## TASK TO COMPLETE
These records must be written out again exactly.

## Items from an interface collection

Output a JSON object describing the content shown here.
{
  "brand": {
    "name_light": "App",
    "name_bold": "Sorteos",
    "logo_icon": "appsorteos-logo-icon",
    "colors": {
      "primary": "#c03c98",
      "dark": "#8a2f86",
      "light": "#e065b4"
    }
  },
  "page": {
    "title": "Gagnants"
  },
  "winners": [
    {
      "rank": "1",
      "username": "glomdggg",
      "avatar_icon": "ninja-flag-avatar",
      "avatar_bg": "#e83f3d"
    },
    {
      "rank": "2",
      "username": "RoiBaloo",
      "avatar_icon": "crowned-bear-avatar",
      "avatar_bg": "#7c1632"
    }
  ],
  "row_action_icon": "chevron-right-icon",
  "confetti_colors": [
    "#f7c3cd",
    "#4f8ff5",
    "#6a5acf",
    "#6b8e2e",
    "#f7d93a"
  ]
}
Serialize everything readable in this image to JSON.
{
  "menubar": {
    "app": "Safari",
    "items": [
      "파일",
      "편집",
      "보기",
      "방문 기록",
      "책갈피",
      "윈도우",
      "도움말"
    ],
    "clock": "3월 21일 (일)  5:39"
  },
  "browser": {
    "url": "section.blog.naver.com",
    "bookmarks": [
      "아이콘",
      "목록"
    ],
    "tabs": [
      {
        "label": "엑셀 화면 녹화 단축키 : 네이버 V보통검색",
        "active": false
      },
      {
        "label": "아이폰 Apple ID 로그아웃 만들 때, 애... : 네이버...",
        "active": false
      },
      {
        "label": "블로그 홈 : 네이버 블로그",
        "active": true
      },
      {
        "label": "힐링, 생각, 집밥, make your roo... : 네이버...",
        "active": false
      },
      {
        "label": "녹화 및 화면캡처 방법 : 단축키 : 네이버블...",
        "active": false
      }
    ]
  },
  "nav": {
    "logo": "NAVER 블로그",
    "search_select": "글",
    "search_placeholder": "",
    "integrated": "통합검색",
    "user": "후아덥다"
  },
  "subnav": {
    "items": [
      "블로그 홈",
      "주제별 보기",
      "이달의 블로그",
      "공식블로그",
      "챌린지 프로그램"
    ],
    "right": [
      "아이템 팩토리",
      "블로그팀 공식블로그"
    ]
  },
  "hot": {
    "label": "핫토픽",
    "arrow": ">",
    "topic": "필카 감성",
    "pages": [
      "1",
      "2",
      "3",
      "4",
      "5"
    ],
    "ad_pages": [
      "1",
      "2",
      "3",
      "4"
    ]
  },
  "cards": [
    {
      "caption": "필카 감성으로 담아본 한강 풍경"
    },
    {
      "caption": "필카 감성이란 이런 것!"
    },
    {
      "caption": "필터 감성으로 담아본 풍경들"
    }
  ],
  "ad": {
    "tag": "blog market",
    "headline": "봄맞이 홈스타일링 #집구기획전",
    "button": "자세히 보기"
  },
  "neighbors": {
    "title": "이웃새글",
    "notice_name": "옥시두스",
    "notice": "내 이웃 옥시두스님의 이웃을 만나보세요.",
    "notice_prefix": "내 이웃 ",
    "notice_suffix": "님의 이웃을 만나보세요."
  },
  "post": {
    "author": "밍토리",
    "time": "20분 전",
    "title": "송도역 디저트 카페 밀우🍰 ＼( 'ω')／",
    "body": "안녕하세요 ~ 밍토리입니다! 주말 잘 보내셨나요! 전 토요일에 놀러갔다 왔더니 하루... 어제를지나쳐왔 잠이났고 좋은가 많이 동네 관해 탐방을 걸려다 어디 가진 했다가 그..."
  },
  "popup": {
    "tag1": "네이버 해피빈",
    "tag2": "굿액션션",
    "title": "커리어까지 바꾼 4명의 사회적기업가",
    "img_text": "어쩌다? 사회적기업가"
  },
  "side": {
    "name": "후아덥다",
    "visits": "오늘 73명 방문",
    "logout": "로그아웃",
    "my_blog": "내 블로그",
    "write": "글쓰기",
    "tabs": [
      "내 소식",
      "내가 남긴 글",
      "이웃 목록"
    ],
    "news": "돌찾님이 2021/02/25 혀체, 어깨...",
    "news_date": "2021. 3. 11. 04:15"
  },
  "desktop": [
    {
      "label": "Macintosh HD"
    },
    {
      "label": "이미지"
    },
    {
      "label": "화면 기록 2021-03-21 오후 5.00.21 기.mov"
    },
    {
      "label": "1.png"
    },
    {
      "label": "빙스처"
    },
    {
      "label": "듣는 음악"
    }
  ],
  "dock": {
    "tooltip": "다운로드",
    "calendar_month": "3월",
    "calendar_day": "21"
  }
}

## RESPONSE AREA
Output a JSON object describing the content shown here.
{
  "brand": {
    "name_light": "App",
    "name_bold": "Sorteos",
    "logo_icon": "appsorteos-logo-icon",
    "colors": {
      "primary": "#c03c98",
      "dark": "#8a2f86",
      "light": "#e065b4"
    }
  },
  "page": {
    "title": "Gagnants"
  },
  "winners": [
    {
      "rank": "1",
      "username": "glomdggg",
      "avatar_icon": "ninja-flag-avatar",
      "avatar_bg": "#e83f3d"
    },
    {
      "rank": "2",
      "username": "RoiBaloo",
      "avatar_icon": "crowned-bear-avatar",
      "avatar_bg": "#7c1632"
    }
  ],
  "row_action_icon": "chevron-right-icon",
  "confetti_colors": [
    "#f7c3cd",
    "#4f8ff5",
    "#6a5acf",
    "#6b8e2e",
    "#f7d93a"
  ]
}
Serialize everything readable in this image to JSON.
{
  "menubar": {
    "app": "Safari",
    "items": [
      "파일",
      "편집",
      "보기",
      "방문 기록",
      "책갈피",
      "윈도우",
      "도움말"
    ],
    "clock": "3월 21일 (일)  5:39"
  },
  "browser": {
    "url": "section.blog.naver.com",
    "bookmarks": [
      "아이콘",
      "목록"
    ],
    "tabs": [
      {
        "label": "엑셀 화면 녹화 단축키 : 네이버 V보통검색",
        "active": false
      },
      {
        "label": "아이폰 Apple ID 로그아웃 만들 때, 애... : 네이버...",
        "active": false
      },
      {
        "label": "블로그 홈 : 네이버 블로그",
        "active": true
      },
      {
        "label": "힐링, 생각, 집밥, make your roo... : 네이버...",
        "active": false
      },
      {
        "label": "녹화 및 화면캡처 방법 : 단축키 : 네이버블...",
        "active": false
      }
    ]
  },
  "nav": {
    "logo": "NAVER 블로그",
    "search_select": "글",
    "search_placeholder": "",
    "integrated": "통합검색",
    "user": "후아덥다"
  },
  "subnav": {
    "items": [
      "블로그 홈",
      "주제별 보기",
      "이달의 블로그",
      "공식블로그",
      "챌린지 프로그램"
    ],
    "right": [
      "아이템 팩토리",
      "블로그팀 공식블로그"
    ]
  },
  "hot": {
    "label": "핫토픽",
    "arrow": ">",
    "topic": "필카 감성",
    "pages": [
      "1",
      "2",
      "3",
      "4",
      "5"
    ],
    "ad_pages": [
      "1",
      "2",
      "3",
      "4"
    ]
  },
  "cards": [
    {
      "caption": "필카 감성으로 담아본 한강 풍경"
    },
    {
      "caption": "필카 감성이란 이런 것!"
    },
    {
      "caption": "필터 감성으로 담아본 풍경들"
    }
  ],
  "ad": {
    "tag": "blog market",
    "headline": "봄맞이 홈스타일링 #집구기획전",
    "button": "자세히 보기"
  },
  "neighbors": {
    "title": "이웃새글",
    "notice_name": "옥시두스",
    "notice": "내 이웃 옥시두스님의 이웃을 만나보세요.",
    "notice_prefix": "내 이웃 ",
    "notice_suffix": "님의 이웃을 만나보세요."
  },
  "post": {
    "author": "밍토리",
    "time": "20분 전",
    "title": "송도역 디저트 카페 밀우🍰 ＼( 'ω')／",
    "body": "안녕하세요 ~ 밍토리입니다! 주말 잘 보내셨나요! 전 토요일에 놀러갔다 왔더니 하루... 어제를지나쳐왔 잠이났고 좋은가 많이 동네 관해 탐방을 걸려다 어디 가진 했다가 그..."
  },
  "popup": {
    "tag1": "네이버 해피빈",
    "tag2": "굿액션션",
    "title": "커리어까지 바꾼 4명의 사회적기업가",
    "img_text": "어쩌다? 사회적기업가"
  },
  "side": {
    "name": "후아덥다",
    "visits": "오늘 73명 방문",
    "logout": "로그아웃",
    "my_blog": "내 블로그",
    "write": "글쓰기",
    "tabs": [
      "내 소식",
      "내가 남긴 글",
      "이웃 목록"
    ],
    "news": "돌찾님이 2021/02/25 혀체, 어깨...",
    "news_date": "2021. 3. 11. 04:15"
  },
  "desktop": [
    {
      "label": "Macintosh HD"
    },
    {
      "label": "이미지"
    },
    {
      "label": "화면 기록 2021-03-21 오후 5.00.21 기.mov"
    },
    {
      "label": "1.png"
    },
    {
      "label": "빙스처"
    },
    {
      "label": "듣는 음악"
    }
  ],
  "dock": {
    "tooltip": "다운로드",
    "calendar_month": "3월",
    "calendar_day": "21"
  }
}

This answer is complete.